**Exercise**
Which lines of the data below include the string "Suit"? Return each of them.

Dataset rows for apps and sites
*** Block opens ***

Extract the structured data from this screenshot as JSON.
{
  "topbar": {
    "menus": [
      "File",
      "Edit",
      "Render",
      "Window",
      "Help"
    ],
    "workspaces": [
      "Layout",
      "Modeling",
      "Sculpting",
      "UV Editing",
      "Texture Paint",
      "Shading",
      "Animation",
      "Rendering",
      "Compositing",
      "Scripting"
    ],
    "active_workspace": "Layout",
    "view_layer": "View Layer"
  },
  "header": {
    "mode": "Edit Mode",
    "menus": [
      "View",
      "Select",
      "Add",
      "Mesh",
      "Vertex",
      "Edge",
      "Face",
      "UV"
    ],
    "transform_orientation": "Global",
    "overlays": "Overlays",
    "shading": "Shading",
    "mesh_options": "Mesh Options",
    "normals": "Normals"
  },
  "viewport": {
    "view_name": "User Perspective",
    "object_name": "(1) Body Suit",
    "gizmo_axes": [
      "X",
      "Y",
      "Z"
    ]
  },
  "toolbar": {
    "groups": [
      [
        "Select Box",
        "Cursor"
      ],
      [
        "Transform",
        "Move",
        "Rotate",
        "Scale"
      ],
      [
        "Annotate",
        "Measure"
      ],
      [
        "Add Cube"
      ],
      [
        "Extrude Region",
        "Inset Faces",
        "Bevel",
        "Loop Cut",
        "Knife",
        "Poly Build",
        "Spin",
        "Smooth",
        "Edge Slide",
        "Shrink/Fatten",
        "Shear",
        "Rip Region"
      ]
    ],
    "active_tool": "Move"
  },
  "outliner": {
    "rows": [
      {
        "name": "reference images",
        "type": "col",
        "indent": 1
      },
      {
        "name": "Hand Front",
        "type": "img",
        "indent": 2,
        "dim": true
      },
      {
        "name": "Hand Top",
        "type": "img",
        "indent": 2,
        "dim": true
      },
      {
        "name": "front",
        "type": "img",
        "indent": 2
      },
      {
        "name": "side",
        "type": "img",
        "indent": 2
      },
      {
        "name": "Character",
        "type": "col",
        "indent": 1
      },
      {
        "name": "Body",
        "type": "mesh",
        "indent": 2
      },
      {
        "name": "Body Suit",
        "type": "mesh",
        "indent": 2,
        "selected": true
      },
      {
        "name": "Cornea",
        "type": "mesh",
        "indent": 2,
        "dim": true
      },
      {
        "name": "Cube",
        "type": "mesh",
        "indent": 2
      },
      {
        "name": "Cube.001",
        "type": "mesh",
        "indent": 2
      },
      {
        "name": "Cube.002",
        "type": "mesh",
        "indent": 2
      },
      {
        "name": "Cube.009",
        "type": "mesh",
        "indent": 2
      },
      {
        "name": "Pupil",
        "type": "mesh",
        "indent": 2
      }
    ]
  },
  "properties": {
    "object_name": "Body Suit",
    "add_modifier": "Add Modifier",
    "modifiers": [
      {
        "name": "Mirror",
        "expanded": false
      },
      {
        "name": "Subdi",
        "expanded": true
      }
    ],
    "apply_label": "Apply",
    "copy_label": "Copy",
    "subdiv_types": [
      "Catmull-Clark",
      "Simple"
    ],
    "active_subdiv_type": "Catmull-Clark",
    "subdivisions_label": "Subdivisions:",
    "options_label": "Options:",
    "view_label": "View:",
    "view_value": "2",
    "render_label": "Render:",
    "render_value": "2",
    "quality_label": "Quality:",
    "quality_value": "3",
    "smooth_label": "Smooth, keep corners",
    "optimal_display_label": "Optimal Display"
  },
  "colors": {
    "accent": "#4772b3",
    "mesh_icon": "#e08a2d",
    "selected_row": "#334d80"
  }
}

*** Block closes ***

**Response to this task**
    "object_name": "(1) Body Suit",
        "name": "Body Suit",
    "object_name": "Body Suit",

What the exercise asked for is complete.